• _WORK ITEM_: The listing below is to be given again in full and word for word, without its images.

┏━━

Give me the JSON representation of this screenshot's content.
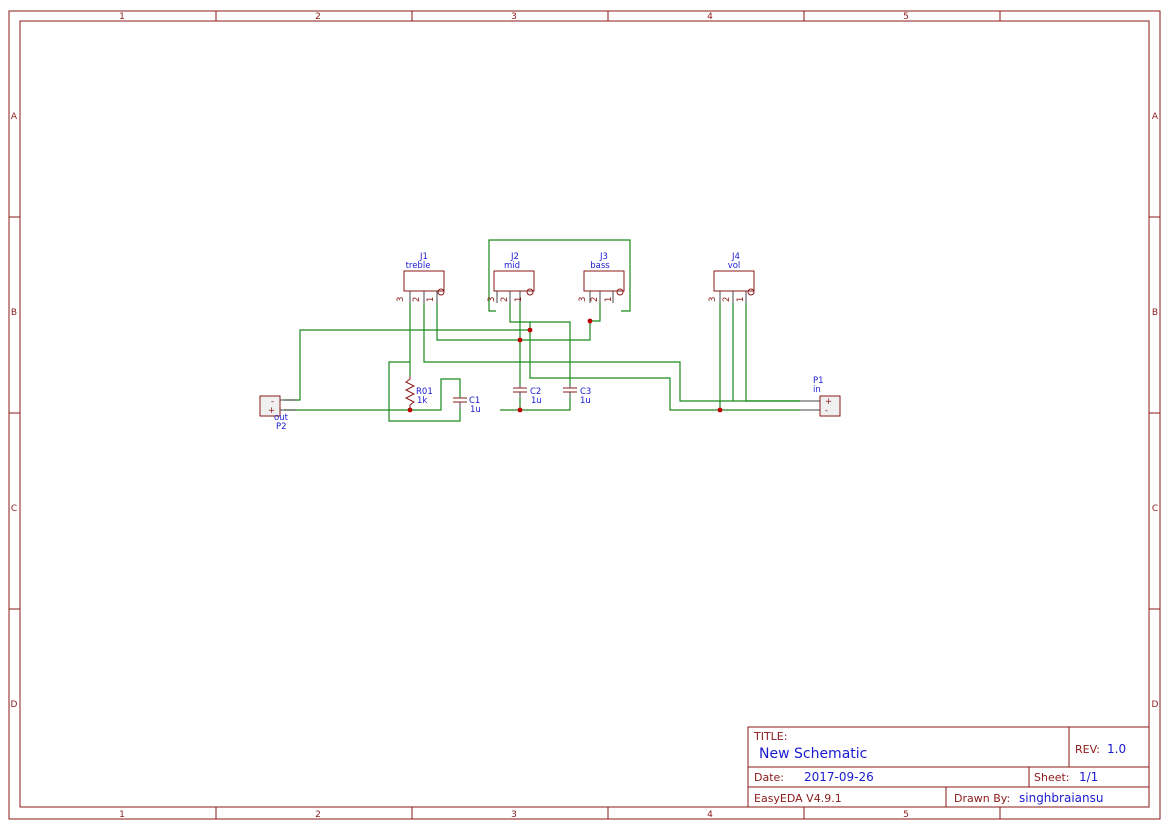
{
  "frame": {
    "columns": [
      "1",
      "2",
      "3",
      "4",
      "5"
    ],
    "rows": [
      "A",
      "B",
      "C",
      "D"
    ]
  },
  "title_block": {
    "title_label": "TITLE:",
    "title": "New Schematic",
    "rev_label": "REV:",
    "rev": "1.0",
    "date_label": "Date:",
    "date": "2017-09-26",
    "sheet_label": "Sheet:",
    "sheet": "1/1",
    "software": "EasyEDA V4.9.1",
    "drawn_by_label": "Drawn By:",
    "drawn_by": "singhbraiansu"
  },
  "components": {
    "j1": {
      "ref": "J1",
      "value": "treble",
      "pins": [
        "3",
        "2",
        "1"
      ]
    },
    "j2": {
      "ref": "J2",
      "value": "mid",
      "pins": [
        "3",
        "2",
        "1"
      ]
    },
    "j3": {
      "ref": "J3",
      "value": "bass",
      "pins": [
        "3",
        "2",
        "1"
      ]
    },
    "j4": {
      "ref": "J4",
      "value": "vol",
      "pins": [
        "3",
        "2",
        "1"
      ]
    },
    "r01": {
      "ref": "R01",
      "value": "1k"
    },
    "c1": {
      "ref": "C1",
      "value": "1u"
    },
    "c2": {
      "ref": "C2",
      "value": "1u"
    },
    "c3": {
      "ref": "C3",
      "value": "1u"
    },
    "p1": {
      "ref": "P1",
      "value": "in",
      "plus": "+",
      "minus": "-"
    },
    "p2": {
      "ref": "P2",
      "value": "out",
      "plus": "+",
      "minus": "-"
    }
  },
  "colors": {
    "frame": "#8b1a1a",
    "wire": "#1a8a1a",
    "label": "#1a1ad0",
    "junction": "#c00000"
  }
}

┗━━

• _RESULT_:
Give me the JSON representation of this screenshot's content.
{
  "frame": {
    "columns": [
      "1",
      "2",
      "3",
      "4",
      "5"
    ],
    "rows": [
      "A",
      "B",
      "C",
      "D"
    ]
  },
  "title_block": {
    "title_label": "TITLE:",
    "title": "New Schematic",
    "rev_label": "REV:",
    "rev": "1.0",
    "date_label": "Date:",
    "date": "2017-09-26",
    "sheet_label": "Sheet:",
    "sheet": "1/1",
    "software": "EasyEDA V4.9.1",
    "drawn_by_label": "Drawn By:",
    "drawn_by": "singhbraiansu"
  },
  "components": {
    "j1": {
      "ref": "J1",
      "value": "treble",
      "pins": [
        "3",
        "2",
        "1"
      ]
    },
    "j2": {
      "ref": "J2",
      "value": "mid",
      "pins": [
        "3",
        "2",
        "1"
      ]
    },
    "j3": {
      "ref": "J3",
      "value": "bass",
      "pins": [
        "3",
        "2",
        "1"
      ]
    },
    "j4": {
      "ref": "J4",
      "value": "vol",
      "pins": [
        "3",
        "2",
        "1"
      ]
    },
    "r01": {
      "ref": "R01",
      "value": "1k"
    },
    "c1": {
      "ref": "C1",
      "value": "1u"
    },
    "c2": {
      "ref": "C2",
      "value": "1u"
    },
    "c3": {
      "ref": "C3",
      "value": "1u"
    },
    "p1": {
      "ref": "P1",
      "value": "in",
      "plus": "+",
      "minus": "-"
    },
    "p2": {
      "ref": "P2",
      "value": "out",
      "plus": "+",
      "minus": "-"
    }
  },
  "colors": {
    "frame": "#8b1a1a",
    "wire": "#1a8a1a",
    "label": "#1a1ad0",
    "junction": "#c00000"
  }
}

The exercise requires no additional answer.